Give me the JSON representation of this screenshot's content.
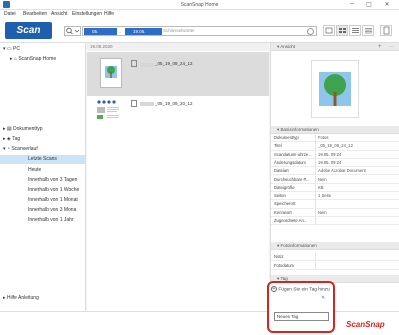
{
  "window": {
    "title": "ScanSnap Home",
    "minimize_glyph": "─",
    "maximize_glyph": "□",
    "close_glyph": "✕"
  },
  "menu": [
    {
      "label": "Datei"
    },
    {
      "label": "Bearbeiten"
    },
    {
      "label": "Ansicht"
    },
    {
      "label": "Einstellungen"
    },
    {
      "label": "Hilfe"
    }
  ],
  "toolbar": {
    "scan_label": "Scan",
    "date_from": "05.",
    "date_to": "19.05.",
    "search_placeholder": "Schlüsselwörter"
  },
  "sidebar": {
    "pc_label": "PC",
    "home_label": "ScanSnap Home",
    "filters": [
      {
        "label": "Dokumenttyp"
      },
      {
        "label": "Tag"
      },
      {
        "label": "Scanverlauf"
      }
    ],
    "history": [
      {
        "label": "Letzte Scans",
        "selected": true
      },
      {
        "label": "Heute"
      },
      {
        "label": "Innerhalb von 3 Tagen"
      },
      {
        "label": "Innerhalb von 1 Woche"
      },
      {
        "label": "Innerhalb von 1 Monat"
      },
      {
        "label": "Innerhalb von 3 Mona"
      },
      {
        "label": "Innerhalb von 1 Jahr"
      }
    ],
    "help_label": "Hilfe Anleitung"
  },
  "content": {
    "date_header": "19.05.2020",
    "rows": [
      {
        "name": "_05_19_09_24_12",
        "selected": true
      },
      {
        "name": "_05_19_09_20_12",
        "selected": false
      }
    ]
  },
  "right": {
    "preview_header": "Ansicht",
    "details_header": "Basisinformationen",
    "props": [
      {
        "key": "Dokumenttyp",
        "value": "Fotos"
      },
      {
        "key": "Titel",
        "value": "_05_19_09_24_12"
      },
      {
        "key": "Scandatum/-uhrze...",
        "value": "19.05.         09:24"
      },
      {
        "key": "Änderungsdatum",
        "value": "19.05.         09:24"
      },
      {
        "key": "Dateiart",
        "value": "Adobe Acrobat Document"
      },
      {
        "key": "Durchsuchbare P...",
        "value": "Nein"
      },
      {
        "key": "Dateigröße",
        "value": "KB"
      },
      {
        "key": "Seiten",
        "value": "1 Seite"
      },
      {
        "key": "Speicherort",
        "value": ""
      },
      {
        "key": "Kennwort",
        "value": "Nein"
      },
      {
        "key": "Zugeordnete An...",
        "value": ""
      }
    ],
    "foto_header": "Fotoinformationen",
    "foto_props": [
      {
        "key": "Notiz",
        "value": ""
      },
      {
        "key": "Fotodatum",
        "value": ""
      }
    ],
    "tag_header": "Tag"
  },
  "tag_popup": {
    "add_label": "Fügen Sie ein Tag hinzu",
    "input_value": "Neues Tag",
    "close_glyph": "✕"
  },
  "brand": "ScanSnap",
  "colors": {
    "accent": "#1e5fae",
    "highlight": "#d9231f",
    "selection": "#cde3f7"
  }
}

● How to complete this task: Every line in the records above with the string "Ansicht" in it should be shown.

● Result of the exercise:
      "label": "Ansicht"
    "preview_header": "Ansicht",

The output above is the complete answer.